The problem is I am not a publicist. Nor do I have any marketing experience. These are not things that you traditionally consider to be vital skills in an author, but in the modern publishing market they have become essential. If you want to stand out and be noticed, you’ve either got to (a) get working on the self publicity, or (b) pray that you’ll get reallyreally lucky.

So my work is set out before me; to grow word of mouth and build both book sales and blog-hits.

So, you know, start bigging me up to your friends. Suggest The Serpent’s Eye. It may not be free any more, but £1.53 is still pretty cheap.

Oh, and if you’ve still to get your own copy, you can download it here.

Rowling unnamed

By now everyone has heard about J.K. Rowling’s latest book. In as much as that it wasn’t originally known to be written by her. For anyone who hasn’t seen this news piece yet, Rowling recently wrote and published a novel, The Cuckoo’s Calling, under the pseudonym Robert Galbraith. Only the top executives at the publishing agency knew who the author really was. The book got published. It received good reviews, but got very low sales.

That is of course until it was revealed who the real author was. At this point it rocketed to the top of sale charts everywhere as Rowling’s fans rushed to get her latest work because it was written by their favourite author. It’s been argued whether it was ever meant to be known that Galbraith was Rowling; whether it was just a marketing ploy. Personally I don’t think so. Rowling is such a big name she doesn’t need a gimmick like this to sell books. I’m inclined to believe her argument that it was simply to see whether her books would be successful without her name attached. According to Rowling; “It has been wonderful to publish without hype or expectation, and pure pleasure to get feedback under a different name.”

But somehow this is even worse. I find this really quite insulting to unknown authors.

Part of being an aspiring writer is the quest to make a name for yourself. To do this we need to get published and earn enough money through it to live by. But we all know that even if we’ve written the best novel in the world there is a chance we won’t get published. Our futures lay in the hands of fate, and a slushpile reader. A thousand barriers stand in the way; are they in the right mood, are they looking for your genre at the moment, do they think it will sell, have they signed someone similar recently?

But when you’ve made it, please don’t rub it in the faces of all of us who haven’t. What Rowling’s stunt highlights is that even excellent writers won’t necessarily find success just through the quality of their work.

Reading about this I came across this article discussing the case of Chuck Ross. It highlights this whole concept nicely. In the 1970s Ross decided to test the industry. He wanted to know whether his getting turned down by publishers was simply down to the quality of his work, or other factors. Did quality work always make it through the system?

To test this idea, he retyped the entirety of the award winning novel Steps by Jerzy Kosinski, the best selling novel of 1969. He then changed the title and sent it in to agents and publishers. So did quality writing get instantly recognised?

The answer, of course, was no. Ross was turned down over and over again. Publishers and agents sent his rejection letters telling him that having read the novel that there was no chance of it making a commercial or critical success. Even the publishers that had originally published Steps turned him down. With a form letter.

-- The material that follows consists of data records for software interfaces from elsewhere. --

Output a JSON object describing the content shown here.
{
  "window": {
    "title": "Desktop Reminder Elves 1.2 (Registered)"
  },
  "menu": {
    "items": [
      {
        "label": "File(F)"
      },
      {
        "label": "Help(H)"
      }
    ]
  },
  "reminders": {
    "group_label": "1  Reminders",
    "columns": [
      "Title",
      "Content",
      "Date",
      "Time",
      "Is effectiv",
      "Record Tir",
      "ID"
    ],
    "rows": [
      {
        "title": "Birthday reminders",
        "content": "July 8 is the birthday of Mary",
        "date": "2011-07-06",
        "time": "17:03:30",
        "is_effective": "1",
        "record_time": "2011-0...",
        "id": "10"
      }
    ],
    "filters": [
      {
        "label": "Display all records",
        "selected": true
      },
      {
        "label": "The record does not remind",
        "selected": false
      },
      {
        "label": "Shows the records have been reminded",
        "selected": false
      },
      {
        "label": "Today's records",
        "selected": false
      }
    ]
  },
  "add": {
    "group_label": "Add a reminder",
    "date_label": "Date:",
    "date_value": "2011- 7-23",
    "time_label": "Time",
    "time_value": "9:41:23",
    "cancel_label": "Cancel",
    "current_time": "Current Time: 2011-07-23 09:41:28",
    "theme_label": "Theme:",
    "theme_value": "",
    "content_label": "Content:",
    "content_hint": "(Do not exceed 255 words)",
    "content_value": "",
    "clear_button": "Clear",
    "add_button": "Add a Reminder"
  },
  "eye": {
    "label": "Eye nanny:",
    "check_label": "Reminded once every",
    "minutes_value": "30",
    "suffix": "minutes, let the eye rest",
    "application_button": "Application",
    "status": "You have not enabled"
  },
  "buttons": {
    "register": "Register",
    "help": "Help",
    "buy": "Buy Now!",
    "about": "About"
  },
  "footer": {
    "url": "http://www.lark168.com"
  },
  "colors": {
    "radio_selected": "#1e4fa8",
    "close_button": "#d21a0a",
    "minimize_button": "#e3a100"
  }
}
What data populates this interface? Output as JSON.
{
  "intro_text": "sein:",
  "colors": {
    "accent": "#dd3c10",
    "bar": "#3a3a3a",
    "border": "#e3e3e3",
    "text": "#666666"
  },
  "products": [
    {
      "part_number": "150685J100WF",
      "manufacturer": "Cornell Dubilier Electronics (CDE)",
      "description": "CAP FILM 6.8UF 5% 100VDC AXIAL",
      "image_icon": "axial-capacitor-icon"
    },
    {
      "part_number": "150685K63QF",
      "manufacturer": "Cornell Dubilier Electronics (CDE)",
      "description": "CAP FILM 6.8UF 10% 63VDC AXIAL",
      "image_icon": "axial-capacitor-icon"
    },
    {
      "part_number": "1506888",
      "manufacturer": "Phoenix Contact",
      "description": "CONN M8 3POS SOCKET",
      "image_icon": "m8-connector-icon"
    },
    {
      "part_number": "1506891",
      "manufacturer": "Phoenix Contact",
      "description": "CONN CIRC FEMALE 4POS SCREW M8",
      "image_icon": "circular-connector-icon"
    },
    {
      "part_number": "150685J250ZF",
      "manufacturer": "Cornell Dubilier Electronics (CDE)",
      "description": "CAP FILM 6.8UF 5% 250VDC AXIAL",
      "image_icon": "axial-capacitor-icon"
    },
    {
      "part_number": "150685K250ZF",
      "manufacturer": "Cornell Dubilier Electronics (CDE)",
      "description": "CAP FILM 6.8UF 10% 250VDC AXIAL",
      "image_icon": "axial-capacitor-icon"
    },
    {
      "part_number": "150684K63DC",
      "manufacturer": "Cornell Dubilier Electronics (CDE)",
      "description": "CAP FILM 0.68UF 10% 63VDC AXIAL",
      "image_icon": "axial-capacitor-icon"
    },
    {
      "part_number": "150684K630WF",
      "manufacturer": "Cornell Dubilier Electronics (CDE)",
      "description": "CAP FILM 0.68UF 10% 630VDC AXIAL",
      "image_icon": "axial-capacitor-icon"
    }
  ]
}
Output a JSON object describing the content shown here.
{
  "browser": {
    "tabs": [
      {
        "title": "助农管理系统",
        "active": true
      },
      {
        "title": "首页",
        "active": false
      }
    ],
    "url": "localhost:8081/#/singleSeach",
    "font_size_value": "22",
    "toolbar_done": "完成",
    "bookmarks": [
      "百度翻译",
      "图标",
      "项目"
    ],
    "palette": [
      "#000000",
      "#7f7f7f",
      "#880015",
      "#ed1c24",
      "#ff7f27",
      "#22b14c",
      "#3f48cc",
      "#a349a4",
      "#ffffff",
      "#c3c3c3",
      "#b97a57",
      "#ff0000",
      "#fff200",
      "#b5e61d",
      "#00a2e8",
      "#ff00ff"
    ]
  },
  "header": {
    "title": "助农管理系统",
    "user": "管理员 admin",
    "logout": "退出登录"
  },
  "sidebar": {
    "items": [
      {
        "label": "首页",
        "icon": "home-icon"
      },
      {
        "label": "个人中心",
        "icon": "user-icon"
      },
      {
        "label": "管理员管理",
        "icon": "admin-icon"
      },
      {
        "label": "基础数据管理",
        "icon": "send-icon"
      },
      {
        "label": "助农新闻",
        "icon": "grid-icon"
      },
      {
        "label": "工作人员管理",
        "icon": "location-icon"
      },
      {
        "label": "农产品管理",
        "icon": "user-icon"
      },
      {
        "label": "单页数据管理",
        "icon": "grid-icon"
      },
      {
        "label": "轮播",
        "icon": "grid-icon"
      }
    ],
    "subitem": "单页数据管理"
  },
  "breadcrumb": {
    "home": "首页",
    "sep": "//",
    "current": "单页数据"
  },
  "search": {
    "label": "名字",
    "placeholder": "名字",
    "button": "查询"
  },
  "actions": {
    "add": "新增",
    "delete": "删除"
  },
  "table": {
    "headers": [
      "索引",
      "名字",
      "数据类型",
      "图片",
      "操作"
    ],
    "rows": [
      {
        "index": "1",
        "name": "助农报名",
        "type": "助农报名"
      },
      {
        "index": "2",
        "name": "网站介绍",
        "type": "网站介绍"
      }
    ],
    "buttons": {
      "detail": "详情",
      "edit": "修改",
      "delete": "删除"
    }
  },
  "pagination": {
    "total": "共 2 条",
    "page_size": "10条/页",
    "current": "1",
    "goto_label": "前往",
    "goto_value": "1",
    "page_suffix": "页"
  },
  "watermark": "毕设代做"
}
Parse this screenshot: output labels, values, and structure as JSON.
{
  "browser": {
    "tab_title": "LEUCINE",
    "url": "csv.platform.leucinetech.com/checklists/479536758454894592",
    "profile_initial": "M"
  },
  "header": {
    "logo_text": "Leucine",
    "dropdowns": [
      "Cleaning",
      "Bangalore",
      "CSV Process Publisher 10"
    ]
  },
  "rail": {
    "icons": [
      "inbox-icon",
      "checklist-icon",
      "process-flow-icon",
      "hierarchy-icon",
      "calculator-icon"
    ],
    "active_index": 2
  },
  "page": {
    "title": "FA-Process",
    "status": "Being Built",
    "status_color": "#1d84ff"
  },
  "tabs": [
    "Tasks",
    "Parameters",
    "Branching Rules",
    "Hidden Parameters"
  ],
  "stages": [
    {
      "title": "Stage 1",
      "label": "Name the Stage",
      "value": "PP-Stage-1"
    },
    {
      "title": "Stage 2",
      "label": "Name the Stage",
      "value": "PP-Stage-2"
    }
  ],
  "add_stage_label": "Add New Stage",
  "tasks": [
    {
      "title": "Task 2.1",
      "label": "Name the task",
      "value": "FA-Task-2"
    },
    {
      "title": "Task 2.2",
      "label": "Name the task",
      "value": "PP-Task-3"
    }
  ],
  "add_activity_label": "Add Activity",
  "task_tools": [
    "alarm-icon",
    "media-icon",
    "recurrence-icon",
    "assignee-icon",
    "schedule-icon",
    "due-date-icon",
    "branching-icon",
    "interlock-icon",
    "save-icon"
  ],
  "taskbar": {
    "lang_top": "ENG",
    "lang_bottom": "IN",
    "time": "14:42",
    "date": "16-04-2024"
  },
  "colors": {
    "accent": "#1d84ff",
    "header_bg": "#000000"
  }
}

Wannabe authors live with this. I’m not being sour about it, it’s a part of the industry. We might not like it but we keep writing, keep improving and hope that one day we will make it. If I didn’t want to write even if I never sell a book then I shouldn’t want to be a writer anyway. I know that getting a publishing deal going to take an amount of luck but once I find that luck I’m not going to want to rub it in anyone else’s face. That’s what Rowling has done. She’s reminding us that even successful, established authors can’t rely simply on the quality of their work.